Moreover, the way the Pew has structured its comparisons within its report pits Asian Americans against other minorities. Although the Pew report glowingly highlights how well Asian Americans racial relations (with their high percentage of interracial marriage), there have been long-standing friction between racial groups. The Model Minority, with its severe insinuations of racial differences, promotes a deeper tension between groups that Pew’s survey may only exacerbate.
Asian Americans truly live a better life than before. There are stereotypes that seem to work in their favor, such as their underlying cultural pressures for education and hard work, and aid them unlike their minority counterparts who, like Trayvon Marin, must suffer through different prejudice typecasts. However, not all the difficulties have vanished into thin air, despite collective amnesia. Despite Asian American success, we are still alienated – always Asian before American – and the idea of our success only serves to reinforce this outsider stereotype.
A group of four walks into a restaurant. “Three?” the waiter asks twice.
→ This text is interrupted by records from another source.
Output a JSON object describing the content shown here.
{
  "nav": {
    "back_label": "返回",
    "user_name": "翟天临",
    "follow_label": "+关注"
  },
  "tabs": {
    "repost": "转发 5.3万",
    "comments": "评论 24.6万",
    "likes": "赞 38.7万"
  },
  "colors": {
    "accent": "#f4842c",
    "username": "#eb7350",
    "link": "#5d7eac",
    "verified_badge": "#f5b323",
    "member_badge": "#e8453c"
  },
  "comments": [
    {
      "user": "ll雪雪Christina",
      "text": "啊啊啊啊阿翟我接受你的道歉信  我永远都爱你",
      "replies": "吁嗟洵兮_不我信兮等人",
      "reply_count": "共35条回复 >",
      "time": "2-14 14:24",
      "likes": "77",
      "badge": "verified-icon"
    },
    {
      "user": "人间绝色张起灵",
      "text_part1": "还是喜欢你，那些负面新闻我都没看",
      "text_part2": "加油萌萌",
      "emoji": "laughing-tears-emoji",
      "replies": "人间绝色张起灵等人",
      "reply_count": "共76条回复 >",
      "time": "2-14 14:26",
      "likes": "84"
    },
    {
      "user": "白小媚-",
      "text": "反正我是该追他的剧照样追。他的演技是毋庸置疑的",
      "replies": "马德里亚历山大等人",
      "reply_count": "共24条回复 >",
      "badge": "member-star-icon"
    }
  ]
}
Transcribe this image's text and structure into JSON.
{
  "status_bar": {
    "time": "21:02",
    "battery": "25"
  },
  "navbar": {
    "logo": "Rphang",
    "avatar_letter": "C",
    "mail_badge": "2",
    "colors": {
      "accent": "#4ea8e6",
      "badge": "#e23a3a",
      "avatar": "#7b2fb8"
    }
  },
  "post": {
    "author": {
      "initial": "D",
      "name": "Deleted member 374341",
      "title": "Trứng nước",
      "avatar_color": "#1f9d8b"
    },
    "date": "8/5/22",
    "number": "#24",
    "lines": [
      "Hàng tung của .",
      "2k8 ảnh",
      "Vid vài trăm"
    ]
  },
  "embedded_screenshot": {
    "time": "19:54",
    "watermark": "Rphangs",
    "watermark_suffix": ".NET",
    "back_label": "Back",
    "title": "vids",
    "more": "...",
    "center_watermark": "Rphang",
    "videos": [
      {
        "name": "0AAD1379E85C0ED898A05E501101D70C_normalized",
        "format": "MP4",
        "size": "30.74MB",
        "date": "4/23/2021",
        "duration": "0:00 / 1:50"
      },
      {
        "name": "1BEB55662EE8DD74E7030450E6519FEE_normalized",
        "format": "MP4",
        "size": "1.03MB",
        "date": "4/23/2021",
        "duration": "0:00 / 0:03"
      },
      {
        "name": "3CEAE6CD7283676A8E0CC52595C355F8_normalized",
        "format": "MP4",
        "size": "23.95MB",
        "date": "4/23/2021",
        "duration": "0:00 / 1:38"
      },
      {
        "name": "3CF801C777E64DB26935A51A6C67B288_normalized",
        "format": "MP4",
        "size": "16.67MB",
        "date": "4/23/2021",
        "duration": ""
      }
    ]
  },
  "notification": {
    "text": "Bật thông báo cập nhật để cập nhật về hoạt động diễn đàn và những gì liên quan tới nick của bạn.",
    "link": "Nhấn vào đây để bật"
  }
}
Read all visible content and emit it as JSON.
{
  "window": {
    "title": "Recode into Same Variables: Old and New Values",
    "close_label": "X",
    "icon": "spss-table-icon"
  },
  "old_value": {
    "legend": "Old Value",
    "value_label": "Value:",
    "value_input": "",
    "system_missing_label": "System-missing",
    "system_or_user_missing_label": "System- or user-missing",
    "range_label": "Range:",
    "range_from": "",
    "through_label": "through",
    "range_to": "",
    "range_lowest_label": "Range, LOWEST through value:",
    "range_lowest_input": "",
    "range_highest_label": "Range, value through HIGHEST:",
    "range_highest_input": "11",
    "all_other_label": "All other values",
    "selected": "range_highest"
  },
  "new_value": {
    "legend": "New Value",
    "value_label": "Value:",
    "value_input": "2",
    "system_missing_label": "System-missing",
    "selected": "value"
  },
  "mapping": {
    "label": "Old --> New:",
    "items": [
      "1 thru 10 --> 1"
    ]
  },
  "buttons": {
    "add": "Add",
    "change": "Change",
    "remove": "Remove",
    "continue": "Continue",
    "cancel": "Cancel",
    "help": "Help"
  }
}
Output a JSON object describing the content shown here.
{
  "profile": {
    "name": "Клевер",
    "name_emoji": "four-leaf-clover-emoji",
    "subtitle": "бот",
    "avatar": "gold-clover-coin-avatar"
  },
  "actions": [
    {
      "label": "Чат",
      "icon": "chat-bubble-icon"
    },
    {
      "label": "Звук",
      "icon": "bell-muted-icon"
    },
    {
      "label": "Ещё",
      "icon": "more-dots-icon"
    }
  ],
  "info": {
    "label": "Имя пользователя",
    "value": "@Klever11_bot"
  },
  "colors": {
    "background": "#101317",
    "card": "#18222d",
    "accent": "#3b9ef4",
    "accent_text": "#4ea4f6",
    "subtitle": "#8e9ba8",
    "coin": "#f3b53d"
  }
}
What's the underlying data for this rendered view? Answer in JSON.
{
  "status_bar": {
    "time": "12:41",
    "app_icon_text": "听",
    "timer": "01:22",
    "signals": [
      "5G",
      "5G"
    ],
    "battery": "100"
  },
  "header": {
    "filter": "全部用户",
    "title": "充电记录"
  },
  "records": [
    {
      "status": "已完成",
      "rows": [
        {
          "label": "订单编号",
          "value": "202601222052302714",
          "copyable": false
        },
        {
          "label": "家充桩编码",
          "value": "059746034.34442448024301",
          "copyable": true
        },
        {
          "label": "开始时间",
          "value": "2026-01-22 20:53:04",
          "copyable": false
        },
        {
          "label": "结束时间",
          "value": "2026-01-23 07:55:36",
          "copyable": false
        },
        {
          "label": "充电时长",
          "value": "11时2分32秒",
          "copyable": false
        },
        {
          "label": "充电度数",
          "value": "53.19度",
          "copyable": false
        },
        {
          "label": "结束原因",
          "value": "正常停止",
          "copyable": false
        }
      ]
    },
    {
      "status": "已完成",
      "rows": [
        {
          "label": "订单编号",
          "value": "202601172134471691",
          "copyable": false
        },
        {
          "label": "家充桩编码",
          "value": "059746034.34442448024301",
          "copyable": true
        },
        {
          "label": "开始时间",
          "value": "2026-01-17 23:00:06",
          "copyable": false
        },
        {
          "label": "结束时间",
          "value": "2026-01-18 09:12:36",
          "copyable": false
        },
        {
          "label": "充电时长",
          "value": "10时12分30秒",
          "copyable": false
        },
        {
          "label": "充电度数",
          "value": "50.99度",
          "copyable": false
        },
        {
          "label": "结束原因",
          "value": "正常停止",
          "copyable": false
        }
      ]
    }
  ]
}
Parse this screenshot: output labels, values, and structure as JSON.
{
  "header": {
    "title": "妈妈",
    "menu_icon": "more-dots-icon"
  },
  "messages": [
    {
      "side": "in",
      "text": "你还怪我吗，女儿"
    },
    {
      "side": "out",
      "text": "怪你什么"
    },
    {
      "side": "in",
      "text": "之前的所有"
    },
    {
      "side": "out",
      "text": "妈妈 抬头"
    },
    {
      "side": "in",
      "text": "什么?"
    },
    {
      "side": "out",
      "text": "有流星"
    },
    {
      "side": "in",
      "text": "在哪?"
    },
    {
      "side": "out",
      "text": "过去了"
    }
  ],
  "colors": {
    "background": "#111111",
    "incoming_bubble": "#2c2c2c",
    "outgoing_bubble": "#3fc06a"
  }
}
I have no real idea what he thought, but it sure seemed like he couldn’t quite wrap his believe that a Chinese-American girl was at this restaurant with this white family (my boyfriend and his parents). Obviously, I have no real idea what was going on in the waiter’s mind, but it sure seemed like he couldn’t quite wrap his mind around the fact that I, a Chinese-American girl, was at this restaurant with this white family. We weren’t in some rural area of the United States where “it makes sense” that people are still a little bit racist, but in Boston. Either the waiter never realized what he implied with his statement or he chose to try to ignore his error, but either way he never apologized. The boyfriend’s family and I ended up laughing about the ridiculousness of his actions, because after all, what else were we going to do? Make a huge deal about his mistake? Everyone tries so hard to pretend we’re in some colorblind world, and if we even bring up race then we’re the “troublemakers” and we’re the ones who are “sensitive.”
Maybe the waiter hadn’t seen me – or him, or his mother, or his father and truly only saw a group of three. But the fact we all were immediately drawn to the idea that the waiter was somehow treating me differently demonstrates that, regardless of whether the waiter was or wasn’t being racist, my race somehow still separates me from them. The truth is, it’s just easier to laugh it off instead of bringing up the possibility of dealing with someone racist. Should I have made a big deal about it? Should my boyfriend’s family? Would you have?
There’s still a long way to go until they are no longer regarded perpetual foreigners, like the Chinese migrant workers who traveled overseas to strike gold before returning to their homeland, but rather that we are simple Americans just like everyone else.